- While the housing market seems to be improving, the manufacturing segment, which has been a bright spot in the economy the last couple of years, may be faltering. The Institute for Supply Management's Manufacturing Index fell to less than 50, indicating that manufacturing was contracting. The index for June was 49.7, which marks the first time the index has shown negative growth since July 2009. The Wall Street Journal says the primary cause for the slowdown is the faltering European economy. On the other hand durable goods orders rose a stronger than expected 1.1 percent in May after two months of decline. And the Chicago area Production Manufacturing Index ticked up slightly in June to 52.9 vs. 52.7 in May. The latest conflicting data comes from the government, stating that factory orders in May rose 0.7 percent, which was unexpectedly high.
- First time jobless claims continue to run higher than economists would like to see, hitting 386,000 for the week ending June 22. This is the fifth week in a row that claims exceeded 380,000. Initial jobless claims for the previous week were revised up to 392,000.
- Gross Domestic Product for the first quarter remained at a mediocre +1.9 percent according to the government's third estimate.
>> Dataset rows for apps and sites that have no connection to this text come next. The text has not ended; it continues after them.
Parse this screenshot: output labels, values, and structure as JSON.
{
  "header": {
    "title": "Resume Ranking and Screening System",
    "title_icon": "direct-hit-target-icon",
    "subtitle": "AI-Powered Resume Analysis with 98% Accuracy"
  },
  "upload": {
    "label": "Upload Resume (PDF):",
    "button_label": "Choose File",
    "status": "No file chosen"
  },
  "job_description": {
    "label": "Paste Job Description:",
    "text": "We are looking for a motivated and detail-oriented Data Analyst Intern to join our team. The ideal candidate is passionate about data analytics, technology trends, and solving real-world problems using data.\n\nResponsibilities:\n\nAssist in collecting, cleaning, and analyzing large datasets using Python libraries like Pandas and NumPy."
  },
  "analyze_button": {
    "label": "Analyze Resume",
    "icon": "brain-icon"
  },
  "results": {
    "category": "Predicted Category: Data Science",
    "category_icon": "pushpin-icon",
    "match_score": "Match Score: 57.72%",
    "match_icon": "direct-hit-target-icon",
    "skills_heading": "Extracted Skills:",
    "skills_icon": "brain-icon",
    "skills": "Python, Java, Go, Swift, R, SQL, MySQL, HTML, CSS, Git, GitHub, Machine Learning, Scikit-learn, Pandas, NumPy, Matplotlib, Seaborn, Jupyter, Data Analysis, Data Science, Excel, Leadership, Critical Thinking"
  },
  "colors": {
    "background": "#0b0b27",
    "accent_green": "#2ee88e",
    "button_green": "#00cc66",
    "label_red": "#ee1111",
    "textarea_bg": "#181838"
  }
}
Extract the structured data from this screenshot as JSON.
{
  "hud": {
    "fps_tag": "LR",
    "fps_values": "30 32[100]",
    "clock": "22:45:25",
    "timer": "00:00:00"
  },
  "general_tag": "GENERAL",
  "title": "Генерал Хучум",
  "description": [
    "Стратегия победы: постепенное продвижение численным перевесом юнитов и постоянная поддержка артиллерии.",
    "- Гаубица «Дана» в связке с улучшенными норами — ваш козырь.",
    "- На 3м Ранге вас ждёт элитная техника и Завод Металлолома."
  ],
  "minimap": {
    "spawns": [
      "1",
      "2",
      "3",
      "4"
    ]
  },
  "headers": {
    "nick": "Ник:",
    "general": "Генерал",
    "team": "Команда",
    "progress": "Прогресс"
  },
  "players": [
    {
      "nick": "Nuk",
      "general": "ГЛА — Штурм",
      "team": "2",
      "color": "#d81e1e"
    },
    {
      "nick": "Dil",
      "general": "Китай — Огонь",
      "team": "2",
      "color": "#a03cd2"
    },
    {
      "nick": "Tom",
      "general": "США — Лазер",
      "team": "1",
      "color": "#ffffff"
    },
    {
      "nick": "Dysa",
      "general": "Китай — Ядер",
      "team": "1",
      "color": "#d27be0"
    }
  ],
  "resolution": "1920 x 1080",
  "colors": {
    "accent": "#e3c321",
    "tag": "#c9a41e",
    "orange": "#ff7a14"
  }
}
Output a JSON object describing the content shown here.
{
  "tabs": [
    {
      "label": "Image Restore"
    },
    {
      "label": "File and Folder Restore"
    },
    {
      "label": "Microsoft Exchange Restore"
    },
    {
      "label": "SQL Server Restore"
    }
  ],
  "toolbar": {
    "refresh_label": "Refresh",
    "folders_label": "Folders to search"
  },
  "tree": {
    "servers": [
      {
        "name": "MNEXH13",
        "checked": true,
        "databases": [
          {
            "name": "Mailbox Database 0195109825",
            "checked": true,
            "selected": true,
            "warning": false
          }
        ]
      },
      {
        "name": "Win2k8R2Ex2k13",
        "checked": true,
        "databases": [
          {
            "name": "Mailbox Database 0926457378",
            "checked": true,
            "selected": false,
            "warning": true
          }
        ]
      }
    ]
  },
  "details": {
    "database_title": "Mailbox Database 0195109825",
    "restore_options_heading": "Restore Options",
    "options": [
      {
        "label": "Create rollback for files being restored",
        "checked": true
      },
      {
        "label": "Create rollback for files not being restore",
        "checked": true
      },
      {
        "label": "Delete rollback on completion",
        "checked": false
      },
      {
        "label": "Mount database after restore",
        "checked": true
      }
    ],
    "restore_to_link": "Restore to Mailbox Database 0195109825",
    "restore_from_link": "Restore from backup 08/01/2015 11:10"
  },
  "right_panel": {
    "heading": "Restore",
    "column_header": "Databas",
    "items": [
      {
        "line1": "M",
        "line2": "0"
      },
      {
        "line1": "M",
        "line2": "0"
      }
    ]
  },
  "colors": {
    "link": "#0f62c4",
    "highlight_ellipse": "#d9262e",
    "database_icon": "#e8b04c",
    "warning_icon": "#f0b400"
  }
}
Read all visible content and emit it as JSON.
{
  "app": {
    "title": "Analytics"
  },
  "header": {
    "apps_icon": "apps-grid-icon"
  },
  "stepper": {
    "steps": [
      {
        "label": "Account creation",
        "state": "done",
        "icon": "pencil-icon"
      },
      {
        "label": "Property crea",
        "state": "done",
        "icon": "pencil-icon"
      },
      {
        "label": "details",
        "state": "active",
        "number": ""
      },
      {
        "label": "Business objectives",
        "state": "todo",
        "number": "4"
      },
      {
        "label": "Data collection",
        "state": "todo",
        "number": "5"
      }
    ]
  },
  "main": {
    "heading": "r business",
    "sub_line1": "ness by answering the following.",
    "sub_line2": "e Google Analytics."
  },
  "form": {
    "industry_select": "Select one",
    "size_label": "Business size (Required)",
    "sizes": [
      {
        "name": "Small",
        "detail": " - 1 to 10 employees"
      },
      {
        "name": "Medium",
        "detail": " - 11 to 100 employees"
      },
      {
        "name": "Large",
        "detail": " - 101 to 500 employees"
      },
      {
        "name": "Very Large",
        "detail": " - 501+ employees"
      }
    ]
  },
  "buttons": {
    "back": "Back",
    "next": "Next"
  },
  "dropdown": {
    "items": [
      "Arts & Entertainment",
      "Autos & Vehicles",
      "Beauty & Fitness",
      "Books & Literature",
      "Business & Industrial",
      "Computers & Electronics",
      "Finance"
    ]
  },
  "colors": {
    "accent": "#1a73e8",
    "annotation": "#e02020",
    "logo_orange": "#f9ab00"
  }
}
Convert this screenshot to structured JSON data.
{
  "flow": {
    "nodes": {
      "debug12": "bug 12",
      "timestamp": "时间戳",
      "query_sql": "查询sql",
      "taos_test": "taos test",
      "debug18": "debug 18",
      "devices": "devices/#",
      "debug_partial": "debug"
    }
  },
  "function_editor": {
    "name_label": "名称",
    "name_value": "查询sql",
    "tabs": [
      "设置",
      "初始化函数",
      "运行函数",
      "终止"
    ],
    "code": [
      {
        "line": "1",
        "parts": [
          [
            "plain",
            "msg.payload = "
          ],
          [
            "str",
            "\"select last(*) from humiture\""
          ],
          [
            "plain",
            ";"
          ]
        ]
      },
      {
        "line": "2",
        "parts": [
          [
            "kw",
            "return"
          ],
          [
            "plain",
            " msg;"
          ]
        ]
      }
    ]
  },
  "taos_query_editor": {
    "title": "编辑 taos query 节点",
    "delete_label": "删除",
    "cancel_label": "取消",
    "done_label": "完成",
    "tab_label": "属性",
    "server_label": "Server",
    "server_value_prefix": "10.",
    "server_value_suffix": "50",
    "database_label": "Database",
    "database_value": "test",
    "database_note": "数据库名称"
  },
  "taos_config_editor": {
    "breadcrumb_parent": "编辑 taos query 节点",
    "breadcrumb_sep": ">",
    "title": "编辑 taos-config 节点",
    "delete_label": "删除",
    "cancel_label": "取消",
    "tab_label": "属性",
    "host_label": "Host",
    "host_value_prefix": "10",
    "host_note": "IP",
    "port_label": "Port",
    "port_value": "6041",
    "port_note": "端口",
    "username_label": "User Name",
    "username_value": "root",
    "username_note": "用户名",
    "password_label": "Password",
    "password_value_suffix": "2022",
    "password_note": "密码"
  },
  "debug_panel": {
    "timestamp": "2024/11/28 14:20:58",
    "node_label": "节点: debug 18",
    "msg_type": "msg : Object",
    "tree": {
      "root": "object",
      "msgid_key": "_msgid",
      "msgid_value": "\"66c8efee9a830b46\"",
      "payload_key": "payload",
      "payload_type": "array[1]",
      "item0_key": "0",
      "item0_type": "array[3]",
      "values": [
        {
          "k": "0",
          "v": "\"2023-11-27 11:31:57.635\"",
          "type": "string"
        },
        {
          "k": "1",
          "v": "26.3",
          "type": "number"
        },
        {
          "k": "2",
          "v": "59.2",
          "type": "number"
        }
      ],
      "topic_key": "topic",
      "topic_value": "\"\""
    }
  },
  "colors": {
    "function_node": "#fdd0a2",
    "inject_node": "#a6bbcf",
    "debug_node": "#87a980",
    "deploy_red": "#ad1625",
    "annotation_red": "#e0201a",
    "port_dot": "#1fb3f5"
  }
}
- The Reuters/U. of Michigan Consumer Sentiment Index fells to 73.2 in June from an initial 74.1 and down considerably from 79.3 in May. Gallup's consumer confidence index slid downwards for the last four weeks and is back to where it stood in the first quarter of the year.
- U.S. consumers cut back in May with a spending fall of 0.1 percent. This the first decline since November 2011. Spending in April and March were revised lower, too. Personal income in May rose 0.2 percent so consumers chose to save more, which is another sign the lack of confidence in the economy.
Foodservice News This week
- Starbucks is expanding their wine, beer and "small plates" evening menu from the initial test in the chain's home turf of the Pacific Northwest to select stores in the greater Chicago area.
- Northerners think that things move slower in the south but research from the Sandelman Quick Track Study tells us that when it comes to fast food, the south reigns. The report states that the top ten markets with the most super heavy fast food users — individual with 20-plus visits a month — are Dallas, Houston, and McAllen, Texas; Memphis; Greensboro and Greenville, N.C.; Columbia, S.C.; and Lexington, Ky. The only two of the top 10 not in the south are Providence, R.I. and Huntington/Charleston, W.V.
- Tesco, parent of the Fresh & Easy food chain that prominently features a wide variety of take out meals, has been under pressure from investors because of the red ink the U.S. subsidiary is generating. Tesco's executives have promised to pull the plug on Fresh & Easy if the venture doesn't become profitable.
- NPD's CREST study reported that in the first quarter of this year that 6 percent of restaurant visits and 8 percent of restaurant spending were influenced by online marketing. Further, online marketing was effective in attracting new customers with online marketing-influenced visits, 26 percent were first time visits to a specific restaurant. This is more than twice the new buyer incidence for restaurants overall.
- Krispy Kreme, in what the company says is a carefully planned expansion, will open 25 new stores next year. Subway has opened their third restaurant in Romania with at least two more planned. Pollo Tropical has signed a multi-franchise agreement for at least five restaurants in Guatemala. Smashburger signed six new franchise partners, which will bring a combined new 44 units across the country. Wendy's plans to open 100 company owned units in the U.S. in 2013. Red Robin will be opening a restaurant in the Orlando area while stating that central Florida is "primed" for 8 to 10 units.
- CKE reported that comparable store sales were up 2.6 percent for the company with both Carl's Jr. and Hardee's both up 2.6 percent.